There seems to be a lot of confusion about rabbit hunting. Not only do many wonder what the best eating of the species is, but there is a stigma around parasites that keeps many hunters from going after these challenging animals. They’re small, they’re fast, they’re stealth but if you’ve never had a good hasenpfeffer, you’re missing out on a treat.

First of all, there are several species of rabbit. Brush, cottontail, pygmy and varying hare (snowshoe rabbits) have a general season here in California. In most areas, the season for these four species opens July first and goes till the last Sunday in January. These are the ones you want to eat although you can eat the others. Jack rabbits (both blacktail and whitetail) can be hunted year round and although they are edible, my experience has generally been that the meat is a bit tough because of how lanky they are. But, if you’re in for the experience, they’re worth the hunt.

If you’re going for the little guys, the bag limit is 5 per day (10 in possession) and there is no limits on jack rabbits.

Now, before you head out with heavy artillery, remember that a .22 caliber rifle, with or without a scope is a nice choice. I hunted rabbits in Mexico with a 20 gauge shotgun and it almost felt like cheating. Also, if you have kids and want to introduce them to hunting, rabbit hunting is about as good as it gets, and it’s a blast.
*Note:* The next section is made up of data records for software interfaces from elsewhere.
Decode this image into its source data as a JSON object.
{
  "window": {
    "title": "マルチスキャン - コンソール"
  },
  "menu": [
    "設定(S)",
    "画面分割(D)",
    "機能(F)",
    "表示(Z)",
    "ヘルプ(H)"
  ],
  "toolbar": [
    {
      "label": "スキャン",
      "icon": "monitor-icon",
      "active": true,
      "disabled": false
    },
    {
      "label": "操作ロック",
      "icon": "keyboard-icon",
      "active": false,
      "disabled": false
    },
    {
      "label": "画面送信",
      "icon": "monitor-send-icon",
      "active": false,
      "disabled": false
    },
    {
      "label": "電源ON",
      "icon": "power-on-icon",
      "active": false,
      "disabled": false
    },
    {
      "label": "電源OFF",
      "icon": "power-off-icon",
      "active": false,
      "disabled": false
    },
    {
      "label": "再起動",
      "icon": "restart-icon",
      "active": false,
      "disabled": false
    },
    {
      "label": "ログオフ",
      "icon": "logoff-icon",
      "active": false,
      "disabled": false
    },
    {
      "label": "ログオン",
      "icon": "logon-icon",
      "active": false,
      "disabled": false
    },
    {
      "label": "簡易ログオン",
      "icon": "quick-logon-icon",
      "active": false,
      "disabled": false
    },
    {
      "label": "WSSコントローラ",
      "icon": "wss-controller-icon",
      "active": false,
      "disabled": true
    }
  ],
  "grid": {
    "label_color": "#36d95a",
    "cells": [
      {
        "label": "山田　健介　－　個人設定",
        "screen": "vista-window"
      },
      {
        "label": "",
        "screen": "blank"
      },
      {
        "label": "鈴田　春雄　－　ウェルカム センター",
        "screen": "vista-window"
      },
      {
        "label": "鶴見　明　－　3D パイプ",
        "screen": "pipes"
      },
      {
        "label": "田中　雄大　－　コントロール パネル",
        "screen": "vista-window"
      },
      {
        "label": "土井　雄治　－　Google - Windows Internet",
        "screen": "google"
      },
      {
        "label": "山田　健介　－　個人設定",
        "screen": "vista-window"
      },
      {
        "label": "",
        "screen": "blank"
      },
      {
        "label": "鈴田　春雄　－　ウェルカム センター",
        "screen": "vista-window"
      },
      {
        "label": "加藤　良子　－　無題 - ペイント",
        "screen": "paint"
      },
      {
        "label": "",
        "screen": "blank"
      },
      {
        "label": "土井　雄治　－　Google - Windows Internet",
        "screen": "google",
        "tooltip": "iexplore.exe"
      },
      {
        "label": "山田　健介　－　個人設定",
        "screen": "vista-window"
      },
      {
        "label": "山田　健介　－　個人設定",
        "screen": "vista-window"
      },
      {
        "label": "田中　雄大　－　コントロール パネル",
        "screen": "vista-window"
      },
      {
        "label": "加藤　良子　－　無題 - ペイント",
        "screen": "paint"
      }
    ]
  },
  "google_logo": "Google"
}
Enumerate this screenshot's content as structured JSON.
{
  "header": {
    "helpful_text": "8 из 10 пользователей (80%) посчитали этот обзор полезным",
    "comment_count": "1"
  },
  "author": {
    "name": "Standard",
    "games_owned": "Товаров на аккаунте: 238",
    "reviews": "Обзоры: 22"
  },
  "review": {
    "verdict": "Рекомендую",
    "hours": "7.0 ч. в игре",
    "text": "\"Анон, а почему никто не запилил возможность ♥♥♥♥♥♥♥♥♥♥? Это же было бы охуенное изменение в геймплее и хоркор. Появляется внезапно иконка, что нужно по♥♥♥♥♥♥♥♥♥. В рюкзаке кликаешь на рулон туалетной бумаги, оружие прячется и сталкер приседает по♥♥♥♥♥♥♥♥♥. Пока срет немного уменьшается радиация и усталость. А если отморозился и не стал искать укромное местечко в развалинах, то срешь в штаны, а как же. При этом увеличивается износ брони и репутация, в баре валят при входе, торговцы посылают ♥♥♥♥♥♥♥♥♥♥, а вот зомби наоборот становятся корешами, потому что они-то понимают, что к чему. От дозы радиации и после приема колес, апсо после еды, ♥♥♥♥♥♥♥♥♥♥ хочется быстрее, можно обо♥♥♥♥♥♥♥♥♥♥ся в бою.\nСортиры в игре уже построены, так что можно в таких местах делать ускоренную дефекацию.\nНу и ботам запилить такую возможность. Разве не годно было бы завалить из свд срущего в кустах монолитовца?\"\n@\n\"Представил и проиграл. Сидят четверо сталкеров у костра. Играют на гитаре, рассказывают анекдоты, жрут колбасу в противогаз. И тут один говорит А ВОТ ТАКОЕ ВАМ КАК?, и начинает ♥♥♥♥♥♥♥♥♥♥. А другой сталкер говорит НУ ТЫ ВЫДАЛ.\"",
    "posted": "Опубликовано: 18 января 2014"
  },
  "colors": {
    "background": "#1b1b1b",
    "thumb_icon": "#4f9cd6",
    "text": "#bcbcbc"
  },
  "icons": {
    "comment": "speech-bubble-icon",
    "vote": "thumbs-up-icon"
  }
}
Desert areas are usually where you’ll find them. They like the thick cover and you will almost always see them running around when you’re driving at dawn or dusk. We used to hunt jackrabbits at night while driving around in the desert. This is a good way to get arrested.

Early in the morning or late in the afternoon are the best times to hunt rabbits. Similar to most animals, they like to eat when there is minimal light. I like to find a spot that has a lot of cover on both sides of the road and simply walk the dirt roads. You will also have good luck veering off dirt roads onto game trails that are thickly covered. I like to go at a moderate pace (not too fast and not too slow) so they know I’m there. It is also a good idea to stop every few minutes and wait. Many times they will get nervous and dart out so make sure you’re ready for a shot. I have always had the most luck by constantly moving from trail to trail. They will pop out everywhere and it can be exciting and challenging to shoot one.

Fall or after a couple of freezes is the best time to ensure you’re not dealing with parasites. I don’t like to hunt rabbits when it’s warm because of the odds that it has a lot of parasites. Although the parasites live in the fur mainly, you’ll still feel better using gloves. Get a few pair of the heavy blue surgical kind to make sure they don’t rip. This is an issue that has come up a lot lately but I’ve never had a problem. Just make sure you clean the rabbit as soon as you can and use common sense when handling it.

Some of the prettiest and softest furs I have are rabbit. You might want to save the fur and make a little furry pelt (I do). Get enough and you can have a nice rabbit fur blanket. Discard the head and legs when you clean the rabbit and wash the insides with water. After that, treat the meat like you would any wild game. Keep it cool, cook it thoroughly and you’ll have little to worry about.

My preferred method of cooking rabbit is the CrockPot. You can’t go wrong if you throw it in there with some carrots, potatoes, celery, onion, and some red wine. Let it cook all day. You’ll be happier than a pig in the mud!